Karl Marx was born in Trier in 1818 and was a philosopher, an economist, and the controversial prophet of the West’s last theological-political heresy. For half the world he was a hero and the saviour of the proletariat; the other half considered him a fiend embodying pure evil. Marx has long been the object of a variety of assessments, interpretations and feelings, ultimately an icon neutralised by history. He is portrayed in the granite monument erected near Moscow’s Red Square as well as alongside Oliver Hardy on the cover of the Beatles’ Sgt. Pepper’s Lonely Hearts Club Band album.

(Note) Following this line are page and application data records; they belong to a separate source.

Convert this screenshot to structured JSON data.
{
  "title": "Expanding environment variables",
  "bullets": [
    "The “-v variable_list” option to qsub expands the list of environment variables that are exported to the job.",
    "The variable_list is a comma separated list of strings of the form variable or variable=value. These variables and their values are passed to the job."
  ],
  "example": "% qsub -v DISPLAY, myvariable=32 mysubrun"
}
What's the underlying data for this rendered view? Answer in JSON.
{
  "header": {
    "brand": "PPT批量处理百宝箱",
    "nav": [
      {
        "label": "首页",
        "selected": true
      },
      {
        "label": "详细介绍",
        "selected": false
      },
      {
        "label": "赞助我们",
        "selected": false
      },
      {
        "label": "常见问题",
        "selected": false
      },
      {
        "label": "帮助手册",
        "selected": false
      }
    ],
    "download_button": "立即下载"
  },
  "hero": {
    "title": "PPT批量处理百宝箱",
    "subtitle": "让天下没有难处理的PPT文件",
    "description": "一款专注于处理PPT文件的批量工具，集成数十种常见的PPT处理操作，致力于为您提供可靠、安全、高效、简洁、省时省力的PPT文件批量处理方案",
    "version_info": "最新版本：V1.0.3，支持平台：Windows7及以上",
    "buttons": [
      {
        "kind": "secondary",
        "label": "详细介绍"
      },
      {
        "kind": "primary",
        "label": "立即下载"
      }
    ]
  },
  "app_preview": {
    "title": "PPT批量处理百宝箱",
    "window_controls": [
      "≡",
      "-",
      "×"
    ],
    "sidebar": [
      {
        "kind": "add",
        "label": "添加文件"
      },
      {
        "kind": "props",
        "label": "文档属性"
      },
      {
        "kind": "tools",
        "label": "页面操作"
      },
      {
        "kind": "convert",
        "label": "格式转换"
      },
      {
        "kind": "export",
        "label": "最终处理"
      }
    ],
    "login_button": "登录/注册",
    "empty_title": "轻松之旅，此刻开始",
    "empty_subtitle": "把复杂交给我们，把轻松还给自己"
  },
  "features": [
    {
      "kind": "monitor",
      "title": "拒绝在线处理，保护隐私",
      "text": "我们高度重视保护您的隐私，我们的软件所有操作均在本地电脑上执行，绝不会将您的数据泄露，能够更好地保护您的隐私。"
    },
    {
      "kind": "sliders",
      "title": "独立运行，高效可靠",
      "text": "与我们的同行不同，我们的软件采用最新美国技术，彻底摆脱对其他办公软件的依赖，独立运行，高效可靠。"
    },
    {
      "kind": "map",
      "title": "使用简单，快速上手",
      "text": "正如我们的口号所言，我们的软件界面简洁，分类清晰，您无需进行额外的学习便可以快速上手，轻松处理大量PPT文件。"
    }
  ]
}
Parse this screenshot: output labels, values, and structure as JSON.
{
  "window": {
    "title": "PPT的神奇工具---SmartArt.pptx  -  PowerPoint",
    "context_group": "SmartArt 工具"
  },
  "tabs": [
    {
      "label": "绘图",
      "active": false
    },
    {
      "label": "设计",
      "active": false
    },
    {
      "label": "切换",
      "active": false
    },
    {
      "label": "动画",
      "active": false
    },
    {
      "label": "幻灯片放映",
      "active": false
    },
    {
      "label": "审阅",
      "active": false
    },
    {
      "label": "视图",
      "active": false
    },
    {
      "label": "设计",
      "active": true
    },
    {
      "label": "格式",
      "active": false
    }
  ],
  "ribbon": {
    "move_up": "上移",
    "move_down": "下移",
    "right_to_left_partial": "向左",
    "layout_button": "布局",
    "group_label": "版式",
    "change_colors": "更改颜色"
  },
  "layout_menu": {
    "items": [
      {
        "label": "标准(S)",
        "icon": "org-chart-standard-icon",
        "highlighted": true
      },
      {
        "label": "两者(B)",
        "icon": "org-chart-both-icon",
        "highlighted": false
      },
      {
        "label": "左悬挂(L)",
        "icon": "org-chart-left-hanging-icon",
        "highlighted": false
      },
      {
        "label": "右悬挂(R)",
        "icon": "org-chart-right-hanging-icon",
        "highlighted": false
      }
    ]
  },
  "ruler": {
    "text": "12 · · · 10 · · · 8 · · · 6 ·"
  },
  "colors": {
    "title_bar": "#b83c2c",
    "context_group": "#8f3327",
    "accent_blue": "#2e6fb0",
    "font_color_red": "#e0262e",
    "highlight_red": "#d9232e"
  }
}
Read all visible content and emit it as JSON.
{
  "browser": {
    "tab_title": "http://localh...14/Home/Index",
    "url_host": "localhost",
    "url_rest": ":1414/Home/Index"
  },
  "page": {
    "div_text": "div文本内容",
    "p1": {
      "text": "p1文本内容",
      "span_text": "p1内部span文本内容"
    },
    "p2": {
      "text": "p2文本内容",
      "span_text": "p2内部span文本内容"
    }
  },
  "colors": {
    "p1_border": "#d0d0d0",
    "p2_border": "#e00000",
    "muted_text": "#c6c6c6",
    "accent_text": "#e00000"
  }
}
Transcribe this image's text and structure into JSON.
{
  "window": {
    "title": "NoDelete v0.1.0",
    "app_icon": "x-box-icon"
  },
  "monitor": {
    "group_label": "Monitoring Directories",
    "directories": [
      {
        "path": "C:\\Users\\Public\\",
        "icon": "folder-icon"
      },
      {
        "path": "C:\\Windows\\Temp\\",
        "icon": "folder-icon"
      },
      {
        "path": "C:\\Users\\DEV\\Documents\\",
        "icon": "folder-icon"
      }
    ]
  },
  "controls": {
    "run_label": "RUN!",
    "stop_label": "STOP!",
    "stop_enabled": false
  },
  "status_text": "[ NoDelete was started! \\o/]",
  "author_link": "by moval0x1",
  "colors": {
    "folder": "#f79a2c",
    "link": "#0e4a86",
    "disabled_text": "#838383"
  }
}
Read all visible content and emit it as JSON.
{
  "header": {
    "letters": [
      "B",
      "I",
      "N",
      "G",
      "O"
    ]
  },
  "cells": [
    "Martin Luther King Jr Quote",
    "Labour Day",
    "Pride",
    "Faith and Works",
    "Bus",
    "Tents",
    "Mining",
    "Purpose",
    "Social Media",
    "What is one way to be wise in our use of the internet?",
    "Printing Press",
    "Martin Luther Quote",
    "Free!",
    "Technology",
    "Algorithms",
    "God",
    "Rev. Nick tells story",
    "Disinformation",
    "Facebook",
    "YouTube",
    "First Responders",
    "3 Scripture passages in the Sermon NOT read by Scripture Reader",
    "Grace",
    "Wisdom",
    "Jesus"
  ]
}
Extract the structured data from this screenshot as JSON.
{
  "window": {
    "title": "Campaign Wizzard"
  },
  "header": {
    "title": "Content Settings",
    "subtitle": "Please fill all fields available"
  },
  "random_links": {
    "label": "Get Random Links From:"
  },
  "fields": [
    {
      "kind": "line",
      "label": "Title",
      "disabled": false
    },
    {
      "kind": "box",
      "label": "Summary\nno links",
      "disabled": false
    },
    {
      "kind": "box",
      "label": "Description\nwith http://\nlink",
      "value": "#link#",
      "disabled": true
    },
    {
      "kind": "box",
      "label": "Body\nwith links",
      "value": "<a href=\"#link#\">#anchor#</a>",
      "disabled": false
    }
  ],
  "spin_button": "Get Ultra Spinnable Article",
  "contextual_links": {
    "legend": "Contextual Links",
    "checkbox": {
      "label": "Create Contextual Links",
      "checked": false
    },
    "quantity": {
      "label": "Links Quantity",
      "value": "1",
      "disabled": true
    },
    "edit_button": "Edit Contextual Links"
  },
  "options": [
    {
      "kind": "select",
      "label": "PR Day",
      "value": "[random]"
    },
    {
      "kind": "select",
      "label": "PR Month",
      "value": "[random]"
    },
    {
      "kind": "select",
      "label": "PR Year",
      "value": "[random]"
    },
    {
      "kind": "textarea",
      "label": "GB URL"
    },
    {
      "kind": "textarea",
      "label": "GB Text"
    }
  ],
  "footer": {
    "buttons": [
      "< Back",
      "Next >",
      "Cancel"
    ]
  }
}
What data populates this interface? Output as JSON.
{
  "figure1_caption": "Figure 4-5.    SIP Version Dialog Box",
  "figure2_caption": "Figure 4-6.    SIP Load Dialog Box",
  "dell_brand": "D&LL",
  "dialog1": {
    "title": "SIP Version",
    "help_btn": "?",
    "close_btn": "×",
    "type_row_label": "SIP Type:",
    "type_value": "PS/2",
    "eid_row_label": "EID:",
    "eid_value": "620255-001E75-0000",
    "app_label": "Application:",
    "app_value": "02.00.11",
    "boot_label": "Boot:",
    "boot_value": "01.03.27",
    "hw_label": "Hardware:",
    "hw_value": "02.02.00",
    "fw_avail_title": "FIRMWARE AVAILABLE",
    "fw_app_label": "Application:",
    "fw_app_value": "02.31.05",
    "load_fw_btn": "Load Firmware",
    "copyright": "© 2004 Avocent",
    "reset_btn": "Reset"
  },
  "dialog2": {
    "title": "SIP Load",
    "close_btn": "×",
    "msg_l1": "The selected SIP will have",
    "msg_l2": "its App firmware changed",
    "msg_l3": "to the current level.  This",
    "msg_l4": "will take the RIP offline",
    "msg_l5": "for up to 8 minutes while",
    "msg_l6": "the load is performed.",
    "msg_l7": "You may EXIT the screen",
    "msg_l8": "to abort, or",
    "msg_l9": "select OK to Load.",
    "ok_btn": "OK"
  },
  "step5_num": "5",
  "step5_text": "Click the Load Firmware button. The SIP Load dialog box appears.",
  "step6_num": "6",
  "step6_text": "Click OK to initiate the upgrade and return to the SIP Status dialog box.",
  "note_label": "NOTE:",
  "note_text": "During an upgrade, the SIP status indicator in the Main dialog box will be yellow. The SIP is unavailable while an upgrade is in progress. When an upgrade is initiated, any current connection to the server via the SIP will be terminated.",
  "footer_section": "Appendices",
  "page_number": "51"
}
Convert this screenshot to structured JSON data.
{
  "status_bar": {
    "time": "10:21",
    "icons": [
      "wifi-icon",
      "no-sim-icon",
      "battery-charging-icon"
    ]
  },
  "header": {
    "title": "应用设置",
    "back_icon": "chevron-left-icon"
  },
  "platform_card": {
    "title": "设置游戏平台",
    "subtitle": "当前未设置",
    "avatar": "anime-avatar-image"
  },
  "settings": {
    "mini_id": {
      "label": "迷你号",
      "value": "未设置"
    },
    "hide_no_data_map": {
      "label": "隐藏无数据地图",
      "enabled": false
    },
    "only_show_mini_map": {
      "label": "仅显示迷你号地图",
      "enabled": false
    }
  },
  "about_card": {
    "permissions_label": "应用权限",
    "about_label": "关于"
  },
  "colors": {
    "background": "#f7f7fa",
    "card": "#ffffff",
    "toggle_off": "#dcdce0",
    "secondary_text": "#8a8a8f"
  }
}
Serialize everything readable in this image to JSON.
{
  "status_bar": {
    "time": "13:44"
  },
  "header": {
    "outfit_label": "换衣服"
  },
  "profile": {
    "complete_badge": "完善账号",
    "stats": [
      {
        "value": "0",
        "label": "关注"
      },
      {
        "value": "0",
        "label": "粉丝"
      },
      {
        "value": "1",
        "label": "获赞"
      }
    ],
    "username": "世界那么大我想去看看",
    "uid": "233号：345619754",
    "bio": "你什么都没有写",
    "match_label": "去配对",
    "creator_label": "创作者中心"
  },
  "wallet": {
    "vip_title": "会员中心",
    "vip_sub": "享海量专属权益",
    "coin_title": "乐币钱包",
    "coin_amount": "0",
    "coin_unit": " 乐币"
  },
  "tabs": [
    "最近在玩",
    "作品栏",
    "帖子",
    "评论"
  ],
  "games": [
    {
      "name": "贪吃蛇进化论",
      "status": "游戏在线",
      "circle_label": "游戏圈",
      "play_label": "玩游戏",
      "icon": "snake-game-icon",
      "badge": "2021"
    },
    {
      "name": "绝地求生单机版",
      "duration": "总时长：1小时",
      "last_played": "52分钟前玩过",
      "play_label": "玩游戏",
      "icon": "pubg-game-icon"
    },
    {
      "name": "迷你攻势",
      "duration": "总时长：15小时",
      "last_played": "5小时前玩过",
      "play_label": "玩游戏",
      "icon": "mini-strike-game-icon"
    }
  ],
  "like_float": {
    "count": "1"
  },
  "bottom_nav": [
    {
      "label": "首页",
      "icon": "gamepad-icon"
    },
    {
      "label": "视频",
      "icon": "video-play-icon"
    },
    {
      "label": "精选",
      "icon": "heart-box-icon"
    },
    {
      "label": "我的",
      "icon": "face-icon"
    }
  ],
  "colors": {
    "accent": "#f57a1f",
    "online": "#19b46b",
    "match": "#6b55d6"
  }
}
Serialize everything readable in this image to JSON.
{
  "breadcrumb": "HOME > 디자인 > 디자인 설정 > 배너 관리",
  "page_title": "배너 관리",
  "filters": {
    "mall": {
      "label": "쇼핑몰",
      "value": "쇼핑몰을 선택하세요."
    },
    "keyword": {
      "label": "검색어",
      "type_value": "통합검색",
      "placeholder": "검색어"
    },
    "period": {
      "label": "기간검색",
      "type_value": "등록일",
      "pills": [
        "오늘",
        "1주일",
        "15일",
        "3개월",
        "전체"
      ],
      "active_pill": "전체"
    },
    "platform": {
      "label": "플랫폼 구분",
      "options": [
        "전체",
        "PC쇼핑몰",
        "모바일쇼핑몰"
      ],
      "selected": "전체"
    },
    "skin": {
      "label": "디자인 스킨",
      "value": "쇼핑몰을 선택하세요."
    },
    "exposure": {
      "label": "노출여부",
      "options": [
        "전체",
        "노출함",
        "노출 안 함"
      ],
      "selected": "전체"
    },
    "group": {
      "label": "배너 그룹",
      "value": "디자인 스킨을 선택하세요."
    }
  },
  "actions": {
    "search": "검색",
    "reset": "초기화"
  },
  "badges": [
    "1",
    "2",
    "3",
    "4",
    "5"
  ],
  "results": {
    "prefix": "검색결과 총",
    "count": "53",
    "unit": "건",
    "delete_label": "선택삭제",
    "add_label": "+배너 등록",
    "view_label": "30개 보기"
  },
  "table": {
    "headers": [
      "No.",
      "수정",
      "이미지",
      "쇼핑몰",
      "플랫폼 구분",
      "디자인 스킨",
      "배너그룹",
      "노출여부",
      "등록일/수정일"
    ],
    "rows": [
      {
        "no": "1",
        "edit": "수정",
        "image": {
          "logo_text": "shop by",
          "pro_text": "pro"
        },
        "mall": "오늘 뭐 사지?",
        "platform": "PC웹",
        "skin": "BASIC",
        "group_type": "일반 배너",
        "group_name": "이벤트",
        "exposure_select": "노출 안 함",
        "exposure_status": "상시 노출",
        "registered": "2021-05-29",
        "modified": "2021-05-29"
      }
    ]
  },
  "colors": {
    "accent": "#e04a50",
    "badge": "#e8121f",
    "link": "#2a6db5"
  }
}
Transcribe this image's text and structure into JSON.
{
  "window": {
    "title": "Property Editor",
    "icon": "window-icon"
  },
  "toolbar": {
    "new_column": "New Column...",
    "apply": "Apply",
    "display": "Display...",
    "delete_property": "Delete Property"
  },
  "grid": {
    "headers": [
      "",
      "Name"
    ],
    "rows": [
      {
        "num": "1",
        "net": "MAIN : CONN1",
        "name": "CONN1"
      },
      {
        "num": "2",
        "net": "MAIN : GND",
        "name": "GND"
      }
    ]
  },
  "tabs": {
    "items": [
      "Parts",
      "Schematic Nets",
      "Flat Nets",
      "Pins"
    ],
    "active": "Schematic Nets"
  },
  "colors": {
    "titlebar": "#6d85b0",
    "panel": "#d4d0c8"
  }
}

On the 200th anniversary of Marx’s birth, an authoritative Italian political thinker reflects on the incomplete nature of his thinking, the causes underlying his success, his contradictions, his failures, and his ambiguous accomplishments.
Carlo Galli teaches History of Political Doctrines at the University of Bologna.